The assembled crowd at the Anaheim Convention Center is overwhelmingly white and Asian, a little chubbier than average and a bit more likely to have hair that flows down their backs, regardless of gender. It appears that only about 15% are women.
The assembled members of Dread Pirates look weary as they sit down for the opening ceremony after a late night of drinking. Armstrong is nursing a hangover, and he’s not the only one.
Like all of his guild mates, however, his eyes are locked on a far-off stage and 11 giant video screens as Blizzard executives announce upcoming products, including an expansion of World of Warcraft titled Cataclysm that will feature new worlds, new raids and new character types.
“Everybody request your days off now,” says Schweitzer, as Gorman explains that when the last expansion pack, Wrath of the Lich King, was released in November 2008, many members took a week off work to explore it together.
Once the opening ceremony concludes, the Dread Pirates fan out through the convention center. There are competitions for professional players, panels with titles like “game systems” and “classes, items and professions,” booths selling T-shirts, comic books and other paraphernalia, and a signing by the cast of “The Guild,” a popular Web series that pokes fun at Warcraft culture.
The main attraction is a sea of 544 computers with playable versions of Cataclysm. Hundreds of people await their chance in a twisting line that resembles the one for Space Mountain at nearby Disneyland.
“It’s going to suck going back to the old game,” says Benga after getting 20 minutes of sample time next to Mizer and Gorman.
Later in the evening, the Dread Pirates sit together among nearly 10,000 others to watch costume, dance-alike, and sound-alike contests in which participants dress, move and make noises like characters in the game.
It’s an opportunity to laugh at others and at themselves, but also to marvel at real talent, particularly when Dread Pirates member James Griffin appears onstage.
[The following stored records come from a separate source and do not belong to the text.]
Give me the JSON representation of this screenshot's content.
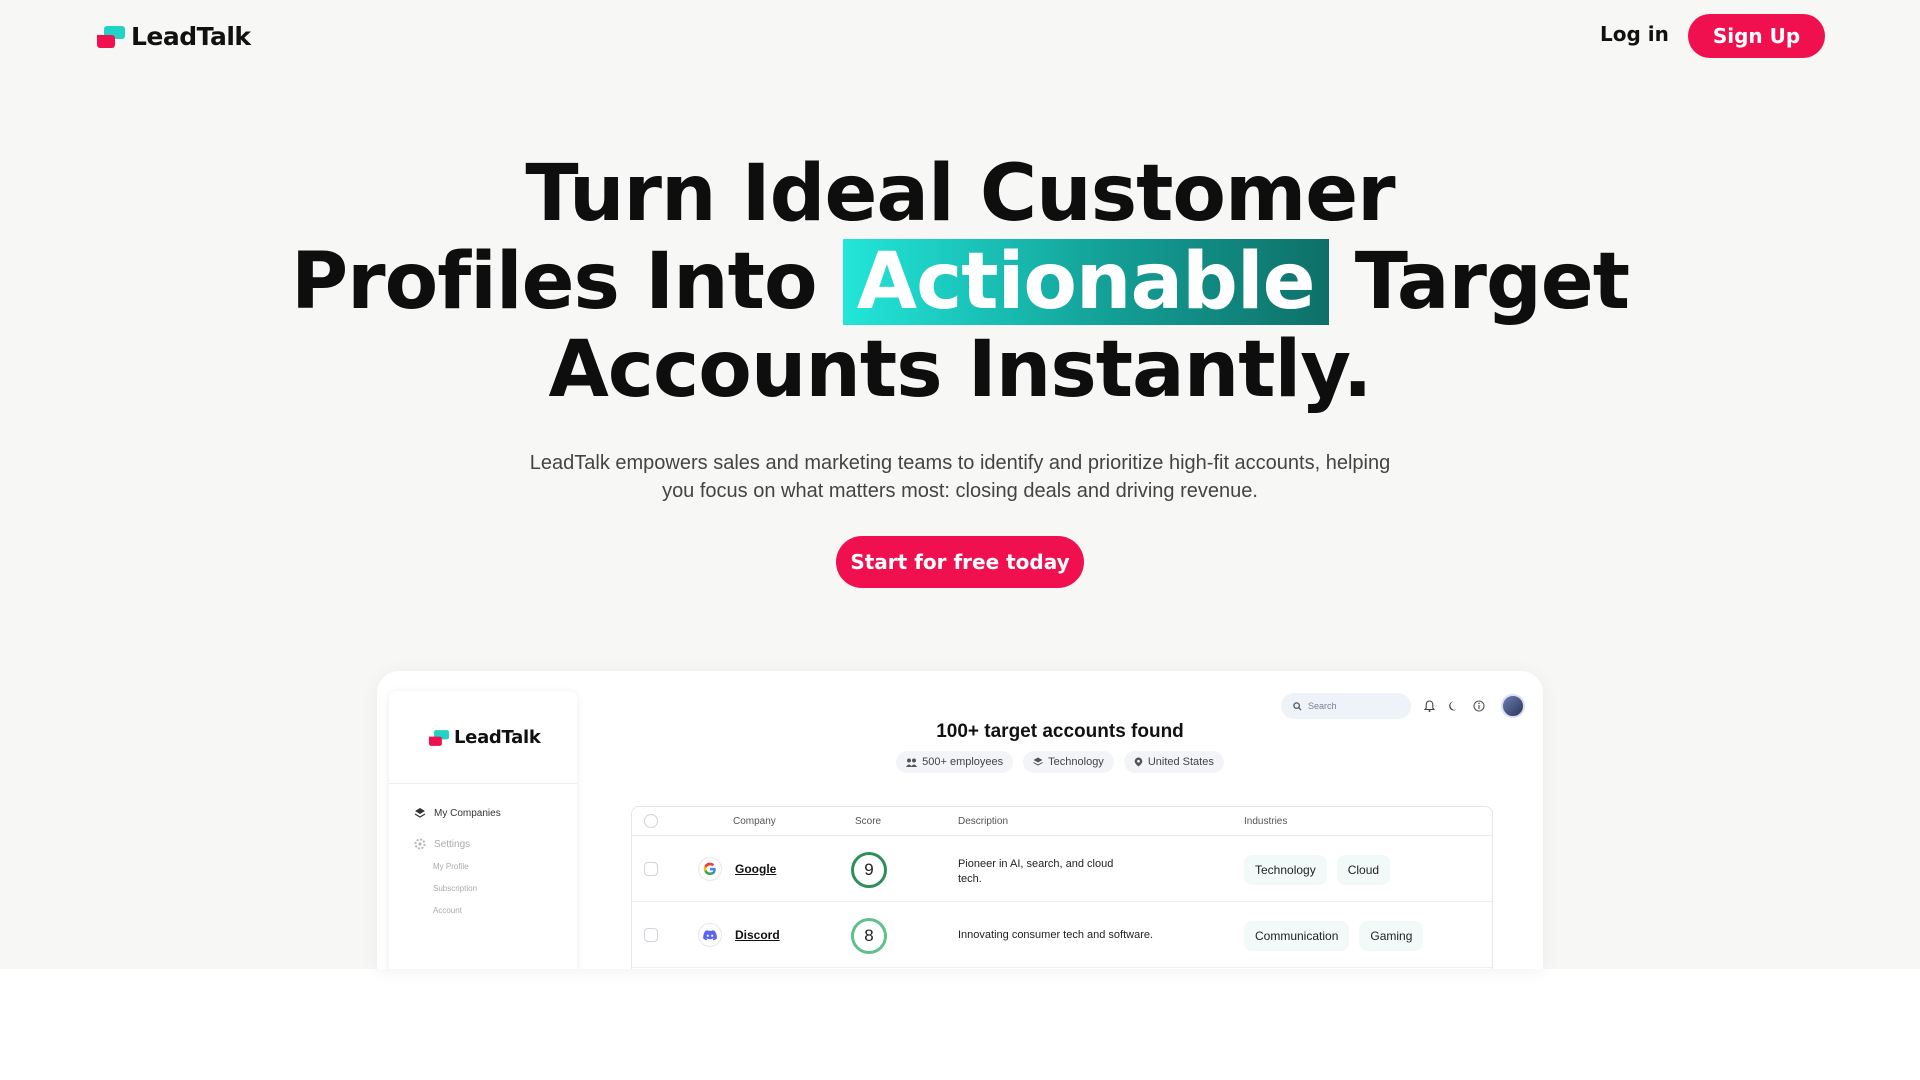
{
  "brand": {
    "name": "LeadTalk",
    "accent": "#f0104f",
    "highlight_start": "#22e6d9",
    "highlight_end": "#0e7068"
  },
  "header": {
    "login_label": "Log in",
    "signup_label": "Sign Up"
  },
  "hero": {
    "headline_line1": "Turn Ideal Customer",
    "headline_line2_pre": "Profiles Into",
    "headline_highlight": "Actionable",
    "headline_line2_post": "Target",
    "headline_line3": "Accounts Instantly.",
    "subtitle_line1": "LeadTalk empowers sales and marketing teams to identify and prioritize high-fit accounts, helping",
    "subtitle_line2": "you focus on what matters most: closing deals and driving revenue.",
    "cta_label": "Start for free today"
  },
  "preview": {
    "sidebar": {
      "logo": "LeadTalk",
      "my_companies": "My Companies",
      "settings": "Settings",
      "sub_items": [
        "My Profile",
        "Subscription",
        "Account"
      ]
    },
    "search_placeholder": "Search",
    "results_title": "100+ target accounts found",
    "filters": [
      "500+ employees",
      "Technology",
      "United States"
    ],
    "columns": [
      "Company",
      "Score",
      "Description",
      "Industries"
    ],
    "rows": [
      {
        "company": "Google",
        "score": "9",
        "description": "Pioneer in AI, search, and cloud tech.",
        "industries": [
          "Technology",
          "Cloud"
        ]
      },
      {
        "company": "Discord",
        "score": "8",
        "description": "Innovating consumer tech and software.",
        "industries": [
          "Communication",
          "Gaming"
        ]
      }
    ]
  }
}
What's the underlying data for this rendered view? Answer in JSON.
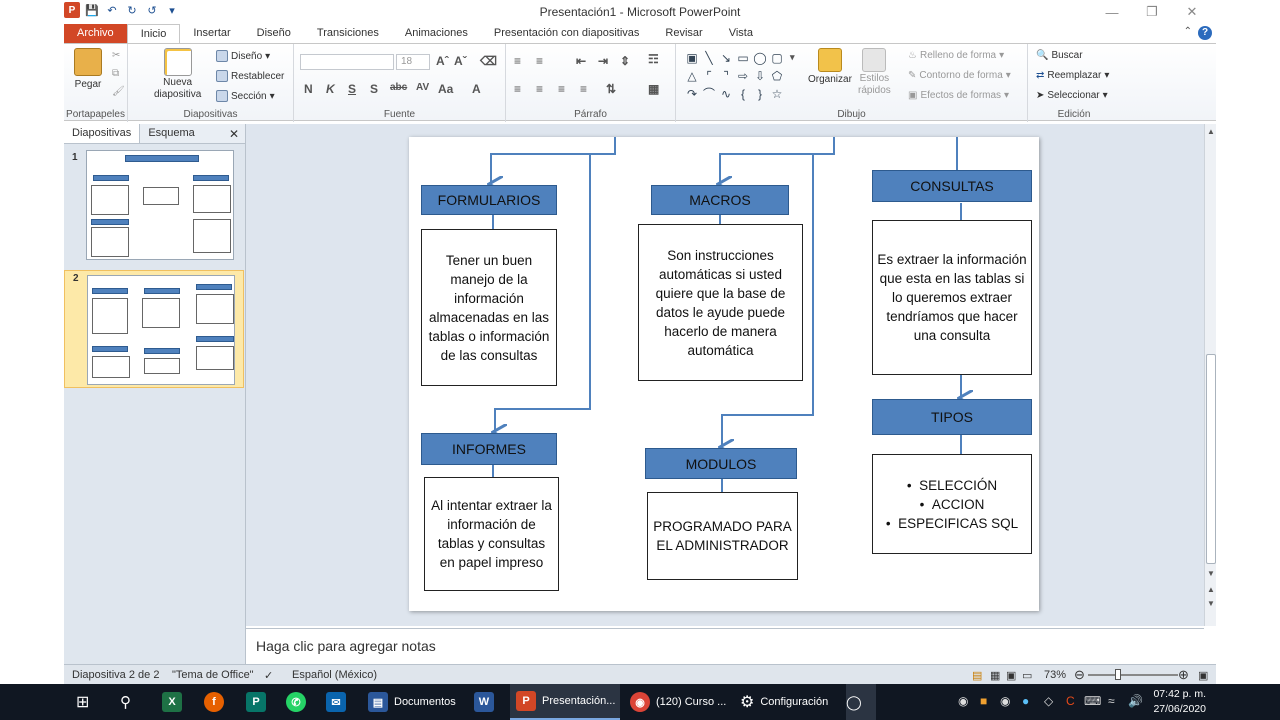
{
  "window": {
    "title": "Presentación1 - Microsoft PowerPoint",
    "minimize_icon": "minimize-icon",
    "maximize_icon": "restore-icon",
    "close_icon": "close-icon"
  },
  "ribbon_tabs": [
    "Archivo",
    "Inicio",
    "Insertar",
    "Diseño",
    "Transiciones",
    "Animaciones",
    "Presentación con diapositivas",
    "Revisar",
    "Vista"
  ],
  "active_tab": "Inicio",
  "ribbon": {
    "portapapeles": {
      "label": "Portapapeles",
      "paste": "Pegar"
    },
    "diapositivas": {
      "label": "Diapositivas",
      "new_slide_1": "Nueva",
      "new_slide_2": "diapositiva",
      "layout": "Diseño",
      "reset": "Restablecer",
      "section": "Sección"
    },
    "fuente": {
      "label": "Fuente",
      "font_size": "18"
    },
    "parrafo": {
      "label": "Párrafo"
    },
    "dibujo": {
      "label": "Dibujo",
      "arrange": "Organizar",
      "quick_styles_1": "Estilos",
      "quick_styles_2": "rápidos",
      "fill": "Relleno de forma",
      "outline": "Contorno de forma",
      "effects": "Efectos de formas"
    },
    "edicion": {
      "label": "Edición",
      "find": "Buscar",
      "replace": "Reemplazar",
      "select": "Seleccionar"
    }
  },
  "left_pane": {
    "tab_slides": "Diapositivas",
    "tab_outline": "Esquema",
    "thumbnails": [
      {
        "number": "1"
      },
      {
        "number": "2"
      }
    ]
  },
  "slide": {
    "formularios": {
      "title": "FORMULARIOS",
      "body": "Tener un buen manejo de la información almacenadas en las tablas o información de las consultas"
    },
    "macros": {
      "title": "MACROS",
      "body": "Son instrucciones automáticas si usted quiere que la base de datos le ayude puede hacerlo de manera automática"
    },
    "consultas": {
      "title": "CONSULTAS",
      "body": "Es  extraer la información que esta en las tablas si lo queremos extraer tendríamos que hacer una consulta"
    },
    "informes": {
      "title": "INFORMES",
      "body": "Al intentar extraer la información de tablas y consultas en papel impreso"
    },
    "modulos": {
      "title": "MODULOS",
      "body": "PROGRAMADO PARA EL ADMINISTRADOR"
    },
    "tipos": {
      "title": "TIPOS",
      "items": [
        "SELECCIÓN",
        "ACCION",
        "ESPECIFICAS SQL"
      ]
    }
  },
  "notes_placeholder": "Haga clic para agregar notas",
  "status": {
    "slide_of": "Diapositiva 2 de 2",
    "theme": "\"Tema de Office\"",
    "language": "Español (México)",
    "zoom": "73%"
  },
  "taskbar": {
    "items": [
      "Documentos",
      "Presentación...",
      "(120) Curso ...",
      "Configuración"
    ],
    "time": "07:42 p. m.",
    "date": "27/06/2020"
  }
}
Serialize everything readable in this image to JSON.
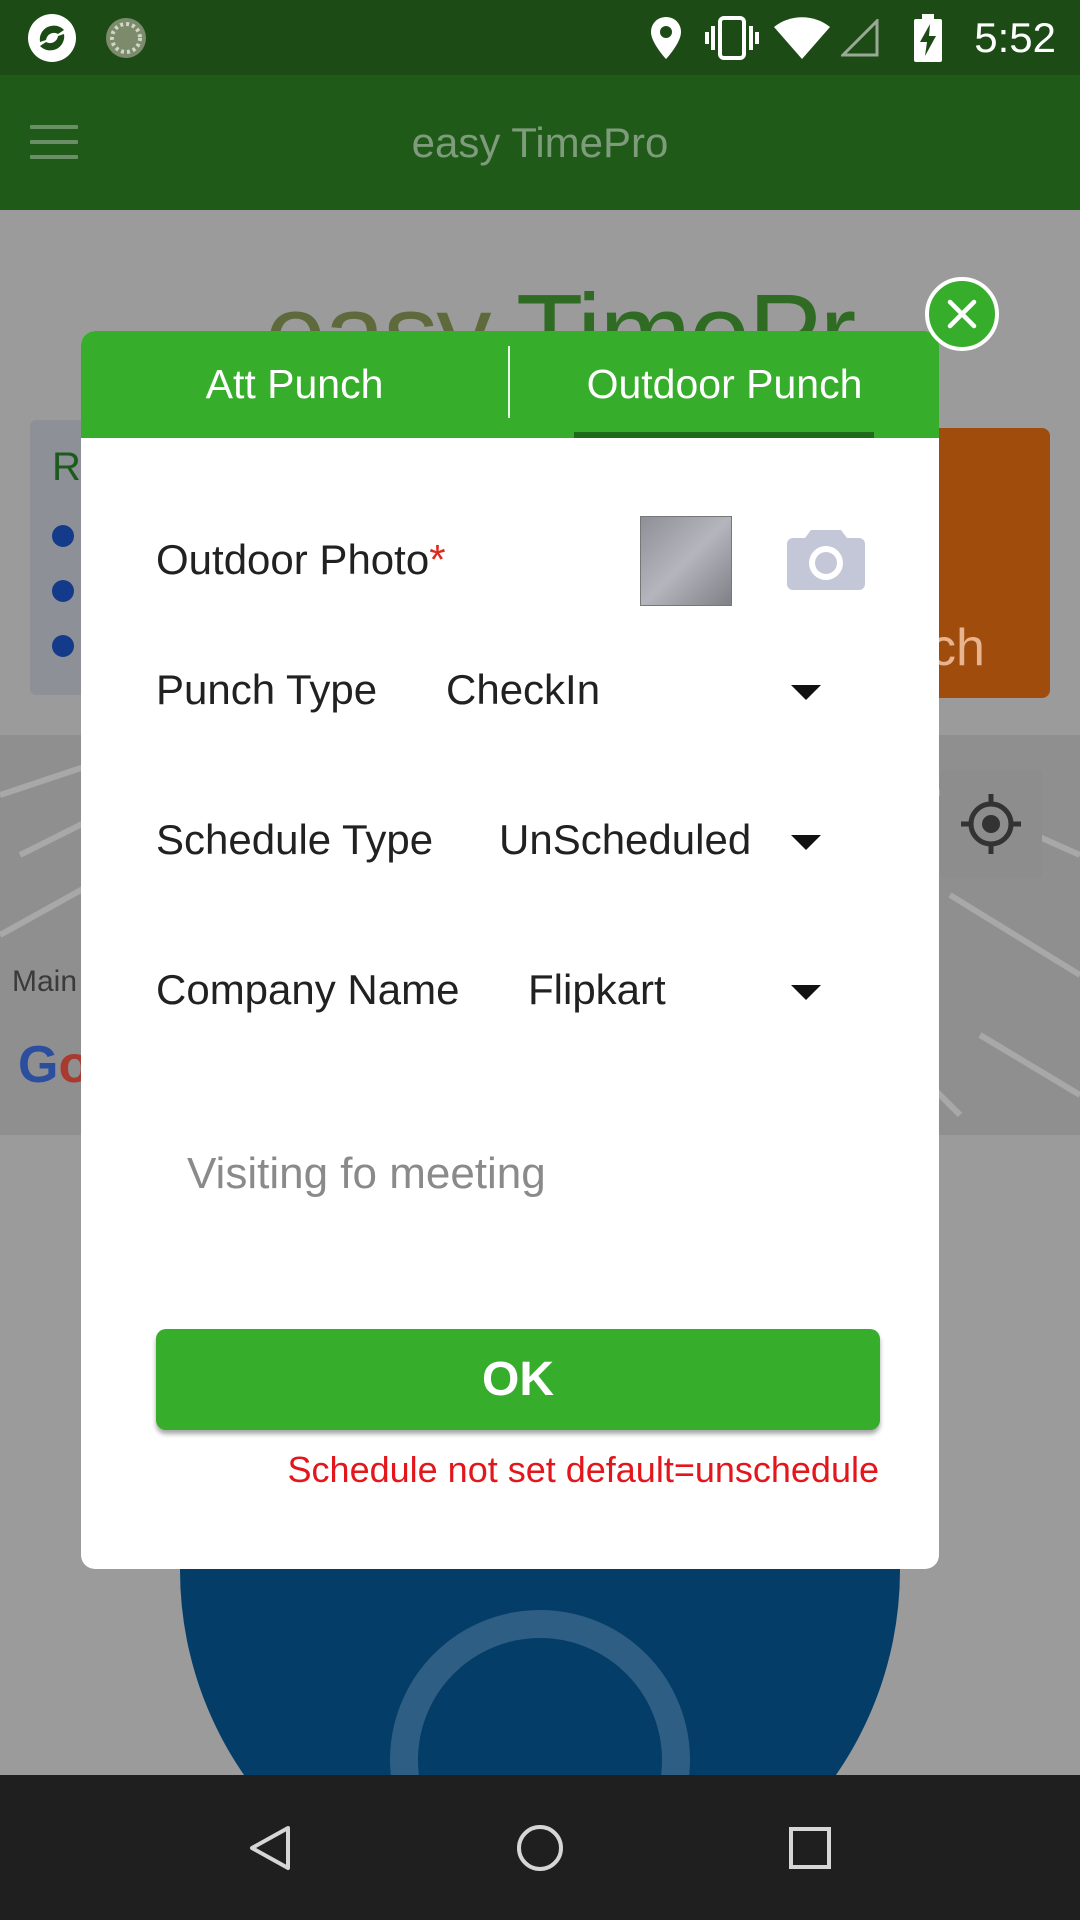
{
  "status_bar": {
    "time": "5:52"
  },
  "app_bar": {
    "title": "easy TimePro"
  },
  "background": {
    "logo_part1": "easy ",
    "logo_part2": "TimePr",
    "card_letter": "R",
    "orange_text": "ch",
    "map_label": "Main",
    "google_g": "G",
    "google_o": "o"
  },
  "dialog": {
    "tabs": [
      {
        "label": "Att Punch",
        "active": false
      },
      {
        "label": "Outdoor Punch",
        "active": true
      }
    ],
    "outdoor_photo": {
      "label": "Outdoor Photo",
      "required_mark": "*"
    },
    "punch_type": {
      "label": "Punch Type",
      "value": "CheckIn"
    },
    "schedule_type": {
      "label": "Schedule Type",
      "value": "UnScheduled"
    },
    "company_name": {
      "label": "Company Name",
      "value": "Flipkart"
    },
    "remark": {
      "value": "Visiting fo meeting"
    },
    "ok_button": "OK",
    "error": "Schedule not set default=unschedule"
  },
  "colors": {
    "accent_green": "#37ad2c",
    "error_red": "#e3161b",
    "status_bar": "#1d4b16"
  }
}
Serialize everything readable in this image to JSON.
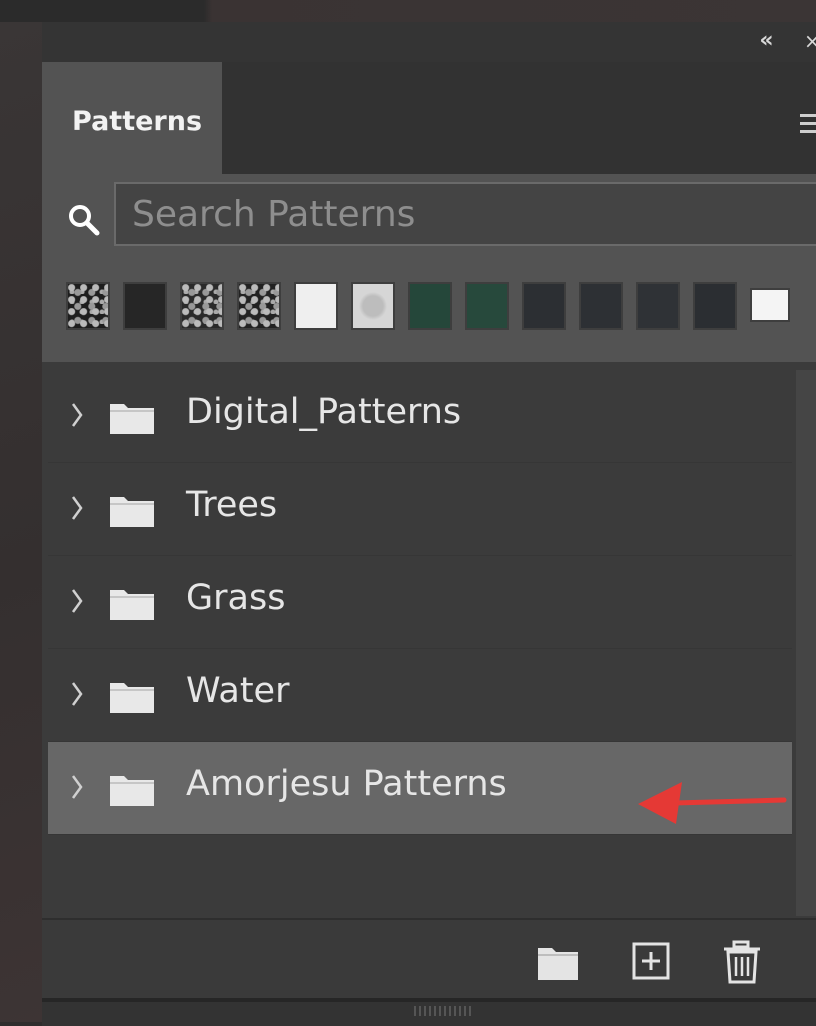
{
  "panel": {
    "tab_label": "Patterns",
    "collapse_glyph": "«",
    "close_glyph": "×"
  },
  "search": {
    "placeholder": "Search Patterns",
    "value": ""
  },
  "swatches": [
    {
      "name": "swatch-noise-1",
      "color": "#1e1e1e"
    },
    {
      "name": "swatch-dark-1",
      "color": "#262626"
    },
    {
      "name": "swatch-noise-2",
      "color": "#2a2a2a"
    },
    {
      "name": "swatch-noise-3",
      "color": "#222222"
    },
    {
      "name": "swatch-white",
      "color": "#efefef"
    },
    {
      "name": "swatch-light-gray",
      "color": "#d6d6d6"
    },
    {
      "name": "swatch-green-1",
      "color": "#25473a"
    },
    {
      "name": "swatch-green-2",
      "color": "#27493c"
    },
    {
      "name": "swatch-charcoal-1",
      "color": "#2c2f33"
    },
    {
      "name": "swatch-charcoal-2",
      "color": "#2d3034"
    },
    {
      "name": "swatch-charcoal-3",
      "color": "#2f3236"
    },
    {
      "name": "swatch-charcoal-4",
      "color": "#2b2e32"
    },
    {
      "name": "swatch-white-2",
      "color": "#f4f4f4"
    }
  ],
  "groups": [
    {
      "label": "Digital_Patterns",
      "selected": false
    },
    {
      "label": "Trees",
      "selected": false
    },
    {
      "label": "Grass",
      "selected": false
    },
    {
      "label": "Water",
      "selected": false
    },
    {
      "label": "Amorjesu Patterns",
      "selected": true
    }
  ],
  "footer": {
    "buttons": [
      "new-group-folder-icon",
      "new-pattern-icon",
      "trash-icon"
    ]
  },
  "colors": {
    "panel_bg": "#535353",
    "selected_row": "#676767",
    "annotation_arrow": "#e53935"
  }
}
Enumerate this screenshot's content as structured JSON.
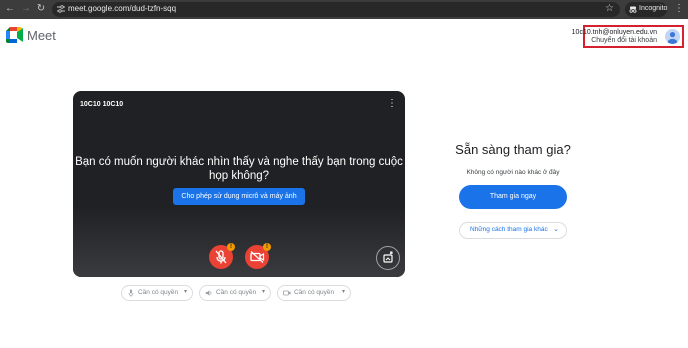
{
  "browser": {
    "url": "meet.google.com/dud-tzfn-sqq",
    "incognito_label": "Incognito"
  },
  "header": {
    "brand": "Meet",
    "account_email": "10c10.tnh@onluyen.edu.vn",
    "switch_account": "Chuyển đổi tài khoản"
  },
  "preview": {
    "participant_name": "10C10 10C10",
    "question": "Bạn có muốn người khác nhìn thấy và nghe thấy bạn trong cuộc họp không?",
    "allow_button": "Cho phép sử dụng micrô và máy ảnh",
    "warning_badge": "!"
  },
  "devices": {
    "microphone": "Cần có quyền",
    "speaker": "Cần có quyền",
    "camera": "Cần có quyền"
  },
  "join_panel": {
    "title": "Sẵn sàng tham gia?",
    "subtitle": "Không có người nào khác ở đây",
    "join_button": "Tham gia ngay",
    "other_ways": "Những cách tham gia khác"
  },
  "colors": {
    "accent": "#1a73e8",
    "danger": "#ea4335",
    "highlight_box": "#d4202f"
  }
}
Most nights he serves as the guild’s “alt,” or alternate player, filling in with there’s an empty spot.
Tonight, the alt is a star, wowing the crowd with a rendition of the “dwarf female dance” from Warcraft, a “Riverdance"-like Irish jig. He wins first prize out of 44 entrants.
As the guild leaves the convention center for a late-night dinner at IHOP, they crowd around Griffin to celebrate his win and discuss their plans for the rest of the weekend. There’s a sense of sadness, however. BlizzCon is half over, and the Dread Pirates will soon split up for another year.
For Schweitzer, it’s not just the end of a fun gathering, but his only time away from work and his son all year. He used his one week of vacation time to prepare for and attend BlizzCon.
Next year, he may have to allot his days off more carefully.
“A bunch of us are going to get together in Las Vegas before the next BlizzCon,” he says excitedly after returning home.
The guild members have even come up with a name for their planned group vacation: “DreadCon.”